Mononeuritis multiplex produces such a characteristic clinical picture that usually it can be diagnosed at the bedside. Occasionally, identifying mononeuritis multiplex becomes difficult late in the course when the infarctions of so many nerves can coalesce to produce an unusually symmetric pattern of deficits. In most cases, the early history of sequential peripheral nerve lesions supports the diagnosis of vasculitic neuropathy. In some cases, proof of mononeuritis multiplex will require electrodiagnostic studies.

Mononeuritis multiplex is one of the physical findings in medicine of great differential diagnostic value. In the absence of diabetes or multiple compression injuries, mononeuritis multiplex usually means the patient has some form of vasculitis.
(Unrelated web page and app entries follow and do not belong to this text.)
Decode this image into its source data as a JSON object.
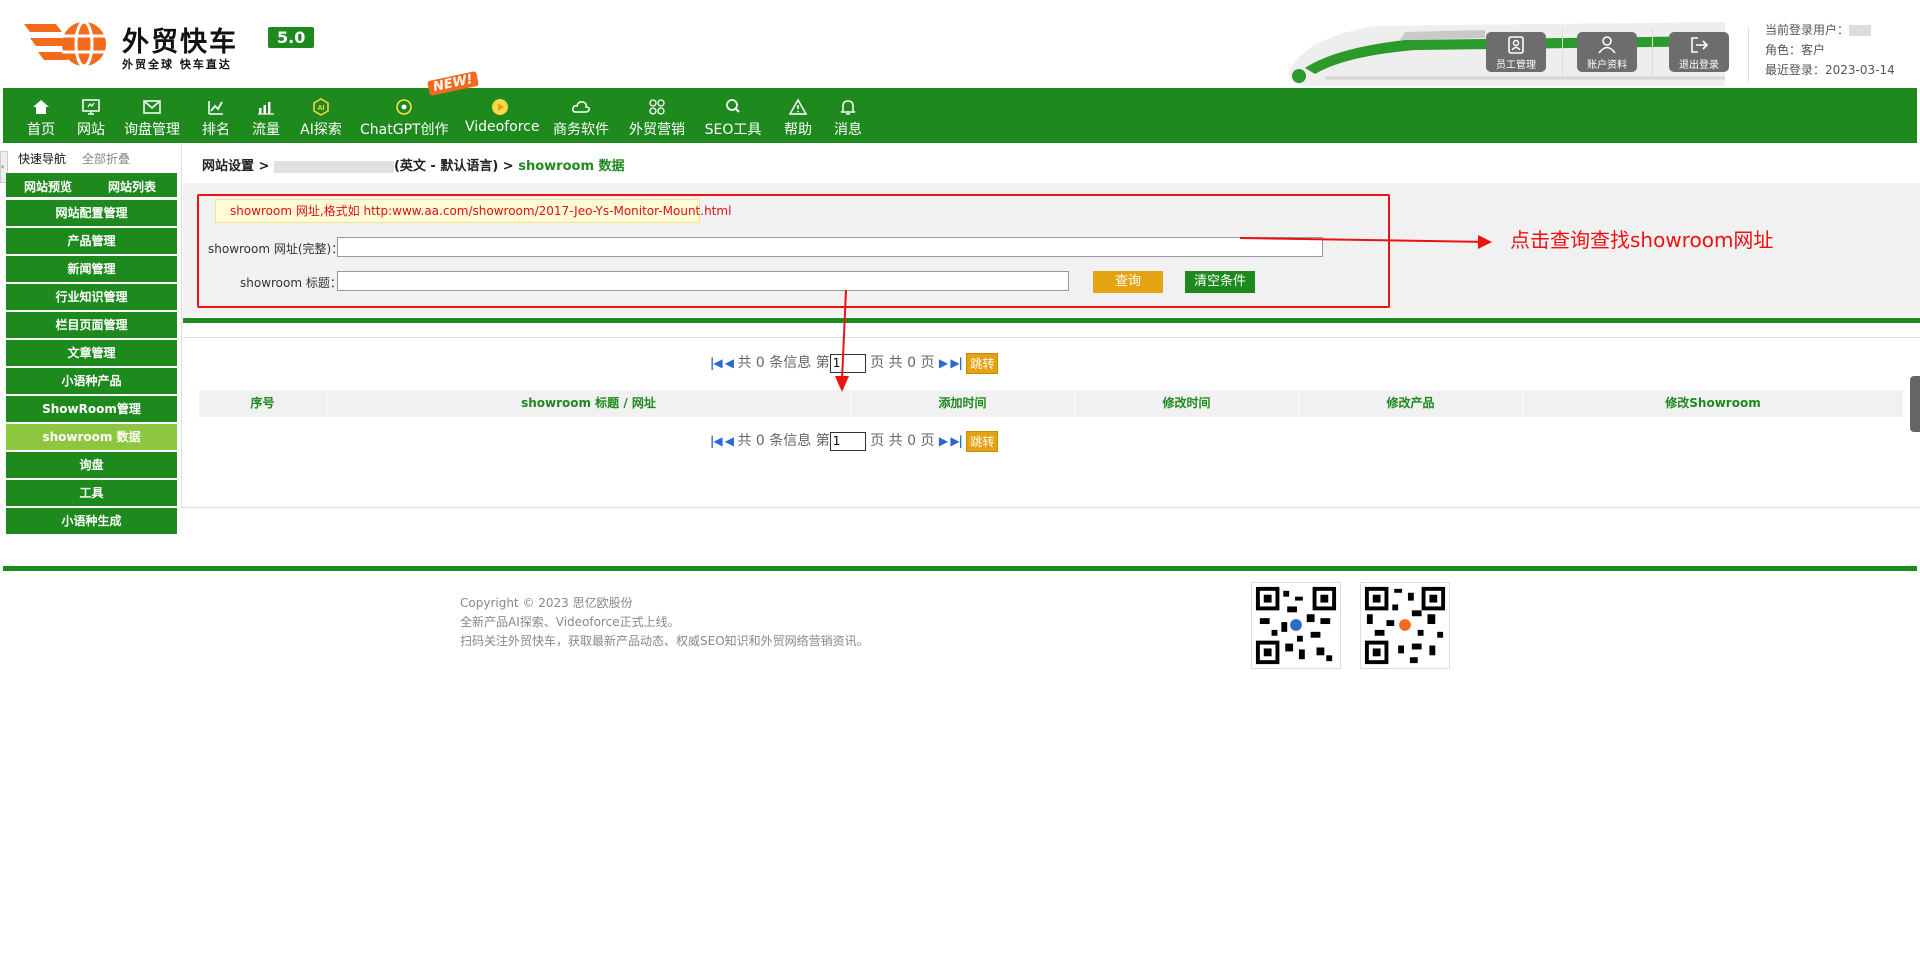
{
  "logo": {
    "title": "外贸快车",
    "subtitle": "外贸全球 快车直达",
    "version": "5.0"
  },
  "header": {
    "buttons": [
      {
        "label": "员工管理",
        "icon": "staff-icon"
      },
      {
        "label": "账户资料",
        "icon": "account-icon"
      },
      {
        "label": "退出登录",
        "icon": "logout-icon"
      }
    ],
    "user": {
      "current_user_label": "当前登录用户：",
      "role_label": "角色：",
      "role_value": "客户",
      "last_login_label": "最近登录：",
      "last_login_value": "2023-03-14"
    }
  },
  "nav": {
    "new_badge": "NEW!",
    "items": [
      {
        "label": "首页",
        "icon": "home-icon"
      },
      {
        "label": "网站",
        "icon": "monitor-icon"
      },
      {
        "label": "询盘管理",
        "icon": "mail-icon"
      },
      {
        "label": "排名",
        "icon": "ranking-icon"
      },
      {
        "label": "流量",
        "icon": "bar-chart-icon"
      },
      {
        "label": "AI探索",
        "icon": "ai-icon"
      },
      {
        "label": "ChatGPT创作",
        "icon": "chatgpt-icon"
      },
      {
        "label": "Videoforce",
        "icon": "video-icon"
      },
      {
        "label": "商务软件",
        "icon": "cloud-icon"
      },
      {
        "label": "外贸营销",
        "icon": "marketing-icon"
      },
      {
        "label": "SEO工具",
        "icon": "search-icon"
      },
      {
        "label": "帮助",
        "icon": "warning-icon"
      },
      {
        "label": "消息",
        "icon": "bell-icon"
      }
    ]
  },
  "sidebar": {
    "quick_nav": "快速导航",
    "collapse_all": "全部折叠",
    "preview": "网站预览",
    "site_list": "网站列表",
    "items": [
      {
        "label": "网站配置管理",
        "active": false
      },
      {
        "label": "产品管理",
        "active": false
      },
      {
        "label": "新闻管理",
        "active": false
      },
      {
        "label": "行业知识管理",
        "active": false
      },
      {
        "label": "栏目页面管理",
        "active": false
      },
      {
        "label": "文章管理",
        "active": false
      },
      {
        "label": "小语种产品",
        "active": false
      },
      {
        "label": "ShowRoom管理",
        "active": false
      },
      {
        "label": "showroom 数据",
        "active": true
      },
      {
        "label": "询盘",
        "active": false
      },
      {
        "label": "工具",
        "active": false
      },
      {
        "label": "小语种生成",
        "active": false
      }
    ]
  },
  "breadcrumb": {
    "root": "网站设置 >",
    "lang": "(英文 - 默认语言) >",
    "current": "showroom 数据"
  },
  "search": {
    "hint": "showroom 网址,格式如 http:www.aa.com/showroom/2017-Jeo-Ys-Monitor-Mount.html",
    "url_label": "showroom 网址(完整)：",
    "url_value": "",
    "title_label": "showroom 标题：",
    "title_value": "",
    "query_button": "查询",
    "clear_button": "清空条件"
  },
  "pager": {
    "prefix": "共 0 条信息 第",
    "page_value": "1",
    "suffix": "页 共 0 页",
    "jump_button": "跳转"
  },
  "table": {
    "columns": [
      "序号",
      "showroom 标题 / 网址",
      "添加时间",
      "修改时间",
      "修改产品",
      "修改Showroom"
    ]
  },
  "annotation": {
    "text": "点击查询查找showroom网址",
    "color": "#ee1111"
  },
  "footer": {
    "copyright": "Copyright © 2023 思亿欧股份",
    "line2": "全新产品AI探索、Videoforce正式上线。",
    "line3": "扫码关注外贸快车，获取最新产品动态、权威SEO知识和外贸网络营销资讯。"
  },
  "colors": {
    "brand_green": "#1e8a1e",
    "active_green": "#8dc63f",
    "accent_orange": "#e5a212",
    "annotation_red": "#ee1111"
  }
}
Polyarteritis nodosa, microscopic polyangiitis (MPA), Churg-Strauss syndrome, and Wegener granulomatosis are the forms of vasculitis most likely to cause mononeuritis multiplex.

Laboratory Findings

Laboratory abnormalities accompany virtually every form of vasculitis (Table 28–5). Some abnormalities, such as anemia and an elevated erythrocyte sedimentation rate, are very nonspecific and can be seen with many other diseases. Other findings, such as red blood cell casts in the urine (indicating vasculitis of the glomerulus) or antineutrophil cytoplasmic antibodies (associated with Wegener granulomatosis), have much greater specificity.

Imaging Tests

The role of imaging tests depends greatly on the form of vasculitis suspected. Plain radiographs infrequently provide important clues except in Wegener granulomatosis, where views of the sinuses and chest may yield findings (albeit usually not specific ones). Computed tomography scans of the chest are more sensitive in Wegener granulomatosis. Angiograms are especially helpful in supporting or establishing the diagnosis of Takayasu arteritis, polyarteritis nodosa, and primary central nervous system vasculitis.

Special Tests

Biopsy of involved tissues is the most common method for establishing definitively the diagnosis of vasculitis. Skin, peripheral nerves, airways, arteries, kidney, and gut are the most common sampled tissues. In general, biopsies of symptomatic areas have a yield of about 66%, whereas biopsy of sites with no symptoms or findings have low yield. Special stains are sometimes required to reveal the degree of damage to particular arterial layers (such as the internal elastic lamina) or the extent of immune complex deposition.


An important general principle in the treatment of vasculitis is to make sure that the intensity of treatment fits the severity of vasculitis. Although most forms of vasculitis require aggressive treatment to prevent morbidity and mortality, some do not. Minor vasculitis limited to the skin and caused by drug reactions requires no therapy other than stopping the offending drug. In contrast, rapid and intensive therapy is required to prevent blindness from developing in giant cell arteritis or renal failure from complicating Wegener granulomatosis.

Another important principle of treatment is to limit the toxicity of therapy. When long-term prednisone is required, for example, appropriate measures to prevent osteoporosis should be initiated. If immunosuppression will result (as occurs with high-dose prednisone or immunosuppressive drugs), then prophylaxis against Pneumocystis carinii pneumonia should be started. Other potential toxicities of therapies must be monitored closely.